'Solos for _ _ _ _ spaces' is the debut release from London-based percussionist and sound artist Regan Bowering. Her music is created by placing snare drum, amplifiers and microphones in configurations which trigger volatile yet malleable flows of sound. Across these four tracks, percussion and amplifier feedback are carved into crescendos and diminuendos where coarse textures move in intricate constellations. The album charts this process travelling through different contexts, moving from live improvisations in a large, reverberant hall to micro-edited versions on a laptop.
Bowering’s interest in feedback is an extension of research into how, historically, technology (such as mics, amplification, instrumentation, and recording processes) have affected the ways improvisers approach rhythm. “I wanted to explore ways to use the drums that extended beyond typical rhythmic gestures or the need to hit the drums to generate sound,” Bowering explains. “To create a continuous texture which doesn’t need continuous input. The unpredictability of feedback is what draws me to it. It’s similar to playing with another musician. Things can happen unexpectedly, just like in a group improvisation.”
To our ears, touchstones for Bowering’s use of space and feedback could be Alvin Lucier, or perhaps even Ryosuke Kiyasu’s radical approach to percussion, amplification and setting. However, there are fluctuations between frenzy and gentleness, a sensitivity to mood and affect on 'Solos for _ _ _ _ spaces' which are uniquely hers. This is far more intricate than a simple bridging of minimalism, free-improvisation and electro-acoustic techniques. This is perhaps explained by some of the musicians that Bowering mentions having a long-running impact on her practice, from percussionist Seijiro Murayama to saxophonist, composer and Art Ensemble of Chicago founder Roscoe Mitchell. While their influence may not be explicitly audible in these four tracks, their unique approaches to texture, space and improvisation are undoubtedly present. Bowering treats what might typically be cacophonous – drums and feedback – with subtlety and nuance.
“I like exploring the possibilities in feedback beyond just harshness, and drums beyond being loud and rhythmically dense,” she reflects. “The detail that’s possible. The emotional intensity you can get from different sounds. The feelings that come when you move between extremes, such as from loud and abrasive to almost silent. The feedback gives me a different set of colours to work with, a different material to carve as part of my sonic and rhythmic pallet as a percussionist.”
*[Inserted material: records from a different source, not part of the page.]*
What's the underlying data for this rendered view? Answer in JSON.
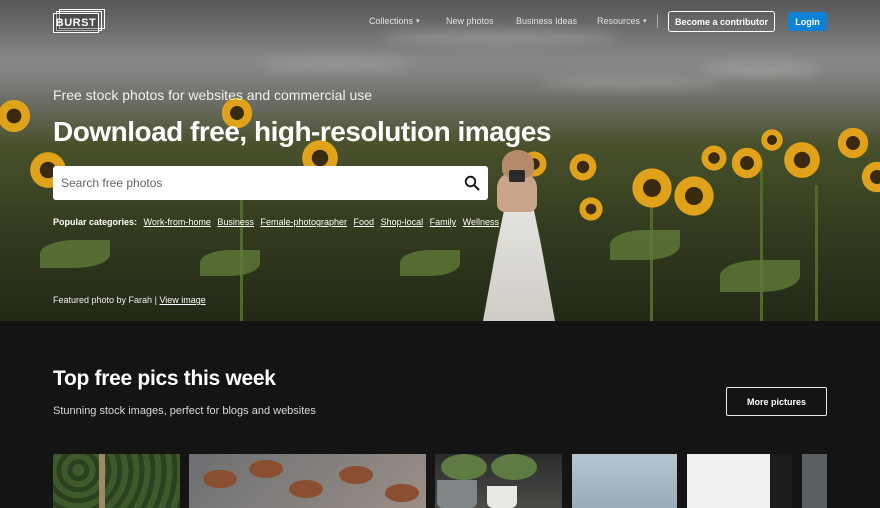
{
  "header": {
    "logo_text": "BURST",
    "nav": [
      {
        "label": "Collections",
        "has_dropdown": true
      },
      {
        "label": "New photos",
        "has_dropdown": false
      },
      {
        "label": "Business Ideas",
        "has_dropdown": false
      },
      {
        "label": "Resources",
        "has_dropdown": true
      }
    ],
    "contributor_button": "Become a contributor",
    "login_button": "Login"
  },
  "hero": {
    "subtitle": "Free stock photos for websites and commercial use",
    "title": "Download free, high-resolution images",
    "search": {
      "placeholder": "Search free photos",
      "value": ""
    },
    "popular_label": "Popular categories:",
    "popular_categories": [
      "Work-from-home",
      "Business",
      "Female-photographer",
      "Food",
      "Shop-local",
      "Family",
      "Wellness"
    ],
    "featured_prefix": "Featured photo by Farah",
    "featured_sep": "|",
    "featured_link": "View image"
  },
  "section": {
    "title": "Top free pics this week",
    "subtitle": "Stunning stock images, perfect for blogs and websites",
    "more_button": "More pictures"
  },
  "colors": {
    "accent": "#0f82d8",
    "page_background": "#141414"
  },
  "icons": {
    "search": "search-icon",
    "dropdown": "caret-down-icon"
  }
}
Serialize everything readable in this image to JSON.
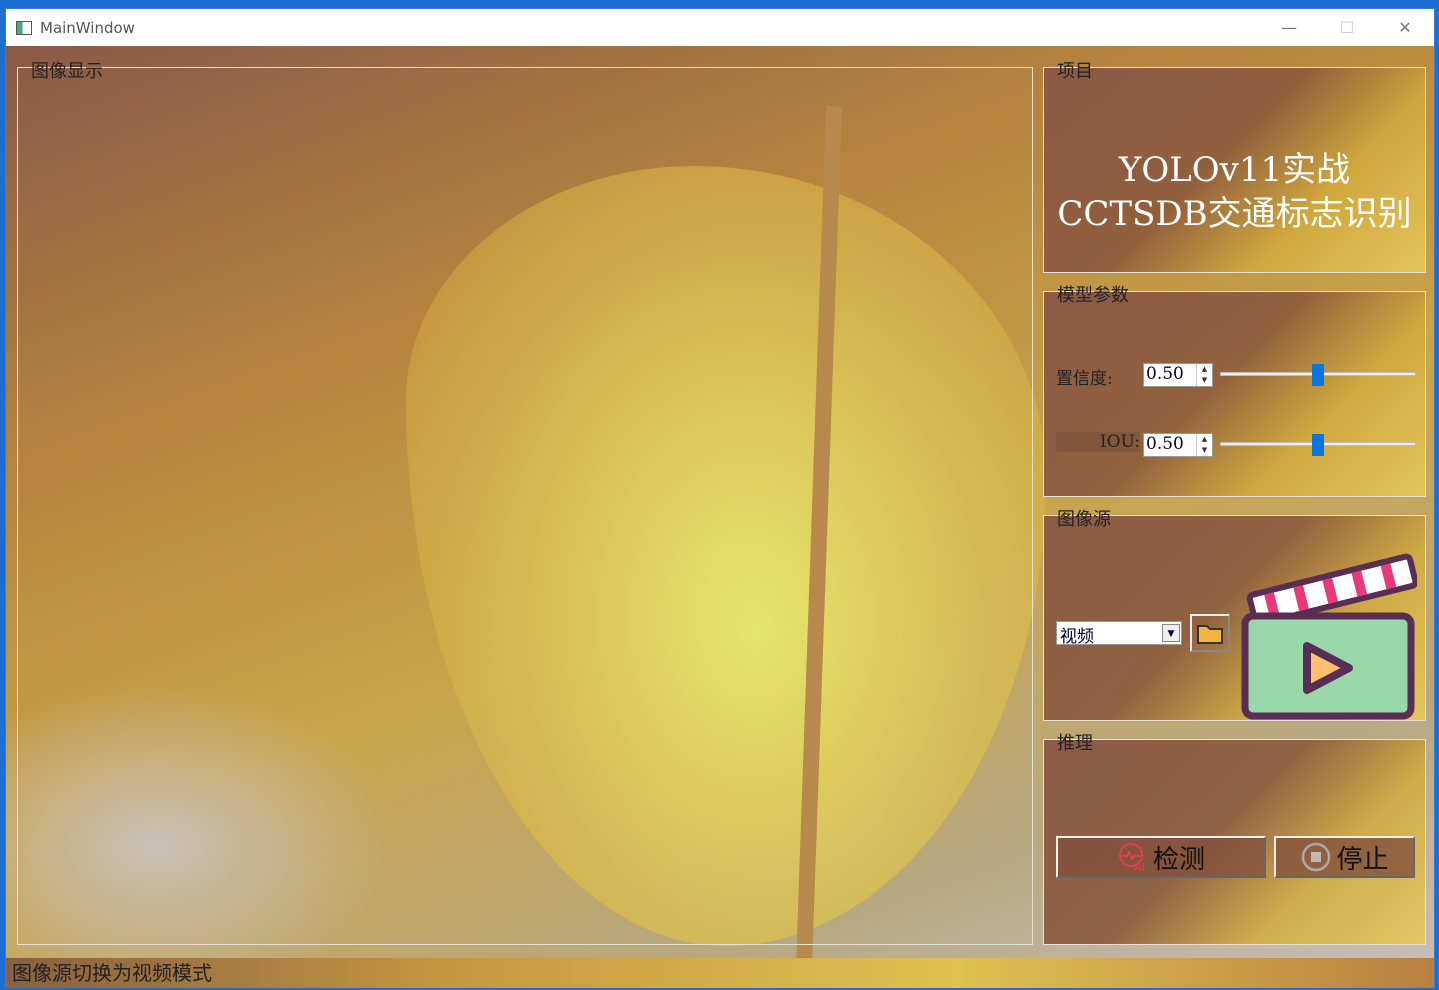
{
  "window": {
    "title": "MainWindow",
    "minimize": "—",
    "maximize": "☐",
    "close": "✕"
  },
  "display": {
    "label": "图像显示"
  },
  "project": {
    "label": "项目",
    "title_line1": "YOLOv11实战",
    "title_line2": "CCTSDB交通标志识别"
  },
  "params": {
    "label": "模型参数",
    "confidence_label": "置信度:",
    "confidence_value": "0.50",
    "confidence_fraction": 0.5,
    "iou_label": "IOU:",
    "iou_value": "0.50",
    "iou_fraction": 0.5
  },
  "source": {
    "label": "图像源",
    "selected": "视频",
    "folder_icon": "folder-icon",
    "media_icon": "clapperboard-play-icon"
  },
  "inference": {
    "label": "推理",
    "detect_label": "检测",
    "stop_label": "停止"
  },
  "status": {
    "text": "图像源切换为视频模式"
  }
}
System, organism, ecosystem – there’s a litany of metaphors which could be used to describe how her music is produced. All make sense, and all feel slightly inadequate. Her music originates in processes, but its realisation comes through liveness and response. Bowering manipulates the sound by bending drum skins to change pitch, moving mics to alter intensity. Striking the snare to trigger dramatic upheavals in the circuit. But her music is a balancing act, a compromise between her own actions and the context they’re happening in. “It’s a system I improvise within, but it’s also always affected by the space I’m playing in. The acoustics, the number of people in a room and if they move. How I’m feeling at the time. These subtle dynamics all affect the sound.”
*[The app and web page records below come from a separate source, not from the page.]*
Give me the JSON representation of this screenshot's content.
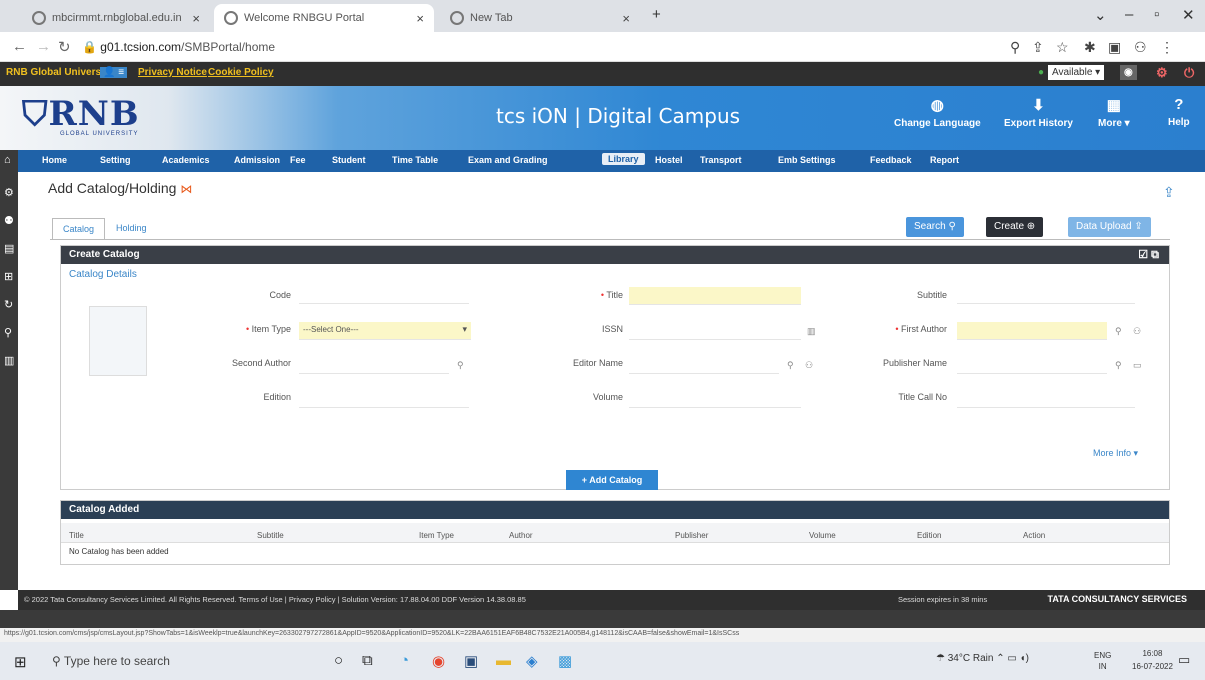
{
  "browser": {
    "tabs": [
      {
        "label": "mbcirmmt.rnbglobal.edu.in",
        "close": "×"
      },
      {
        "label": "Welcome RNBGU Portal",
        "close": "×"
      },
      {
        "label": "New Tab",
        "close": "×"
      }
    ],
    "new_tab": "+",
    "url_host": "g01.tcsion.com",
    "url_path": "/SMBPortal/home"
  },
  "notice": {
    "university": "RNB Global University",
    "privacy": "Privacy Notice",
    "cookie": "Cookie Policy",
    "status": "Available"
  },
  "header": {
    "logo": "RNB",
    "logo_sub": "GLOBAL UNIVERSITY",
    "brand": "tcs iON | Digital Campus",
    "buttons": [
      {
        "label": "Change Language",
        "icon": "globe-icon"
      },
      {
        "label": "Export History",
        "icon": "download-icon"
      },
      {
        "label": "More",
        "icon": "grid-icon"
      },
      {
        "label": "Help",
        "icon": "help-icon"
      }
    ]
  },
  "modules": [
    "Home",
    "Setting",
    "Academics",
    "Admission",
    "Fee",
    "Student",
    "Time Table",
    "Exam and Grading",
    "Library",
    "Hostel",
    "Transport",
    "Emb Settings",
    "Feedback",
    "Report"
  ],
  "page": {
    "title": "Add Catalog/Holding",
    "tabs": [
      "Catalog",
      "Holding"
    ],
    "actions": {
      "search": "Search",
      "create": "Create",
      "upload": "Data Upload"
    }
  },
  "create_panel": {
    "title": "Create Catalog",
    "section": "Catalog Details",
    "fields": {
      "code": "Code",
      "title": "Title",
      "subtitle": "Subtitle",
      "item_type": "Item Type",
      "item_type_value": "---Select One---",
      "issn": "ISSN",
      "first_author": "First Author",
      "second_author": "Second Author",
      "editor_name": "Editor Name",
      "publisher_name": "Publisher Name",
      "edition": "Edition",
      "volume": "Volume",
      "title_call_no": "Title Call No"
    },
    "more_info": "More Info",
    "add_button": "+ Add Catalog"
  },
  "added_panel": {
    "title": "Catalog Added",
    "columns": [
      "Title",
      "Subtitle",
      "Item Type",
      "Author",
      "Publisher",
      "Volume",
      "Edition",
      "Action"
    ],
    "empty": "No Catalog has been added"
  },
  "footer": {
    "left": "© 2022 Tata Consultancy Services Limited. All Rights Reserved.   Terms of Use | Privacy Policy | Solution Version: 17.88.04.00   DDF Version 14.38.08.85",
    "session": "Session expires in 38 mins",
    "brand": "TATA CONSULTANCY SERVICES"
  },
  "status_url": "https://g01.tcsion.com/cms/jsp/cmsLayout.jsp?ShowTabs=1&isWeeklp=true&launchKey=263302797272861&AppID=9520&ApplicationID=9520&LK=22BAA6151EAF6B48C7532E21A005B4,g148112&isCAAB=false&showEmail=1&IsSCss",
  "taskbar": {
    "search": "Type here to search",
    "weather": "34°C Rain",
    "lang": "ENG",
    "region": "IN",
    "time": "16:08",
    "date": "16-07-2022"
  }
}
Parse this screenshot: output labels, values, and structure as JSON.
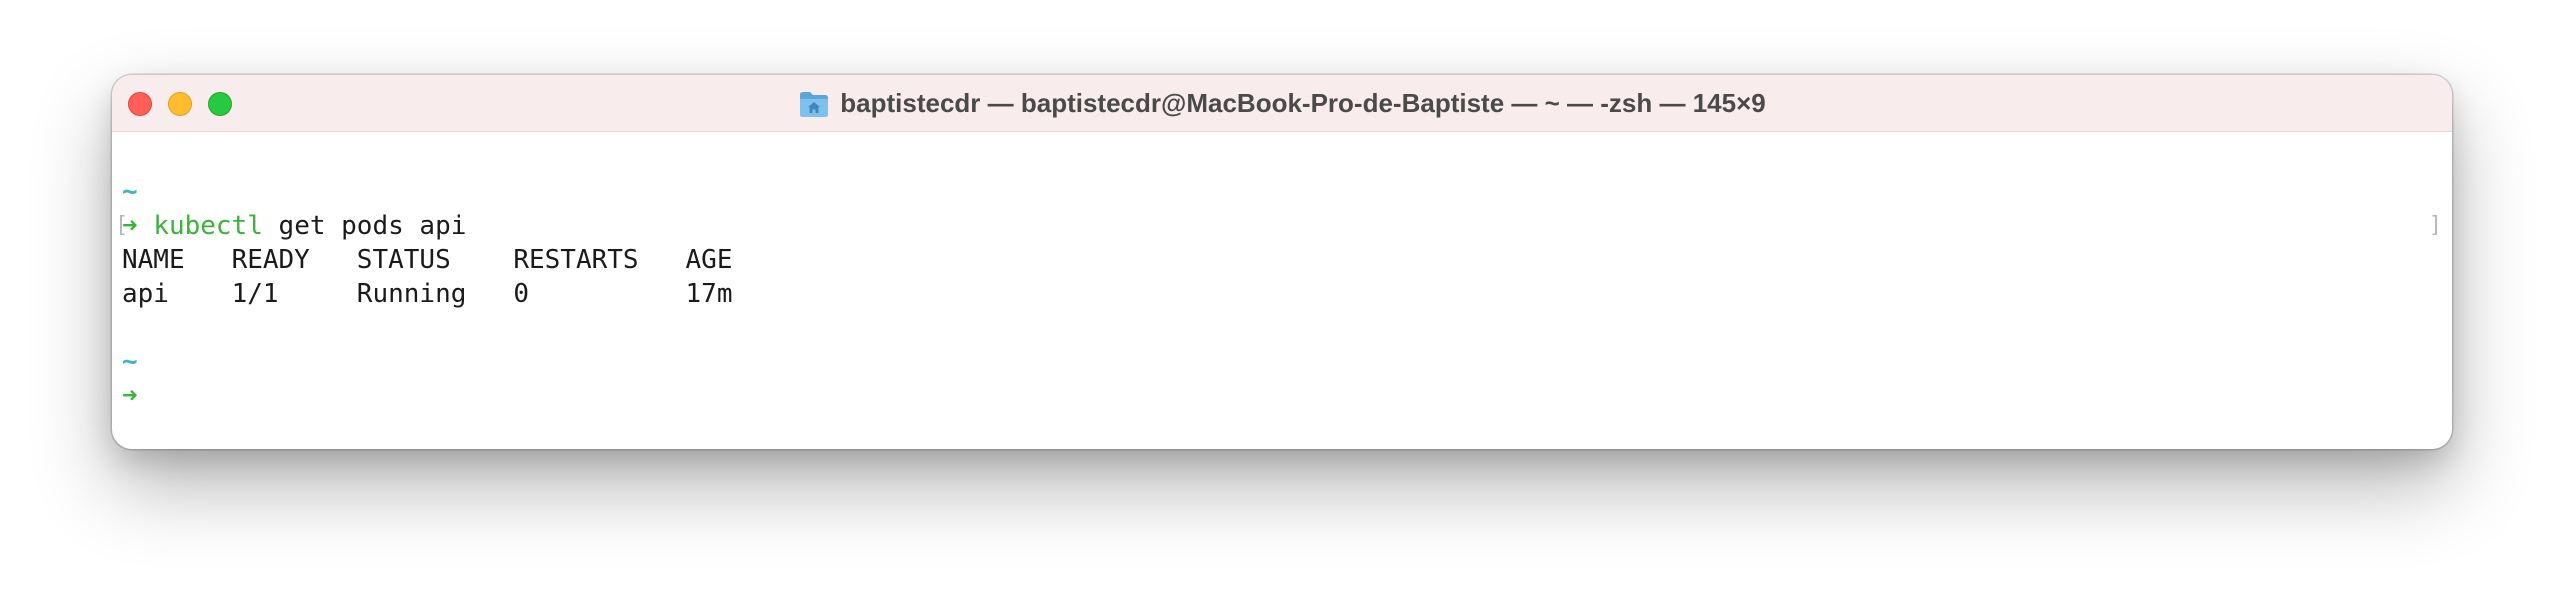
{
  "window": {
    "title": "baptistecdr — baptistecdr@MacBook-Pro-de-Baptiste — ~ — -zsh — 145×9",
    "traffic_lights": [
      "close",
      "minimize",
      "zoom"
    ],
    "folder_icon": "home-folder-icon"
  },
  "terminal": {
    "tilde": "~",
    "arrow": "➜",
    "command_name": "kubectl",
    "command_args": " get pods api",
    "mark_left": "[",
    "mark_right": "]",
    "table_header": "NAME   READY   STATUS    RESTARTS   AGE",
    "table_row": "api    1/1     Running   0          17m"
  },
  "colors": {
    "prompt_green": "#3bb33b",
    "tilde_cyan": "#3ab5c8",
    "titlebar_bg": "#f8ecec"
  }
}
This variation is highlighted throughout the album. The recordings here document performances in vastly different settings. A reverberant hall at Goldsmith’s University. An intimate gig at Avalon Café where the audience enclosed Bowering, and on track 3, an empty studio. For the final track, a DAW is used to rearrange components from the preceding three into a new composition. Here feedback and drums enter the possibilities of another space, a computer, and the different means of response it offers. More than a live album, this tape charts a consistent practice applied to inconsistent contexts, capturing in real time how the outcomes are determined by the player, the moment and the situation.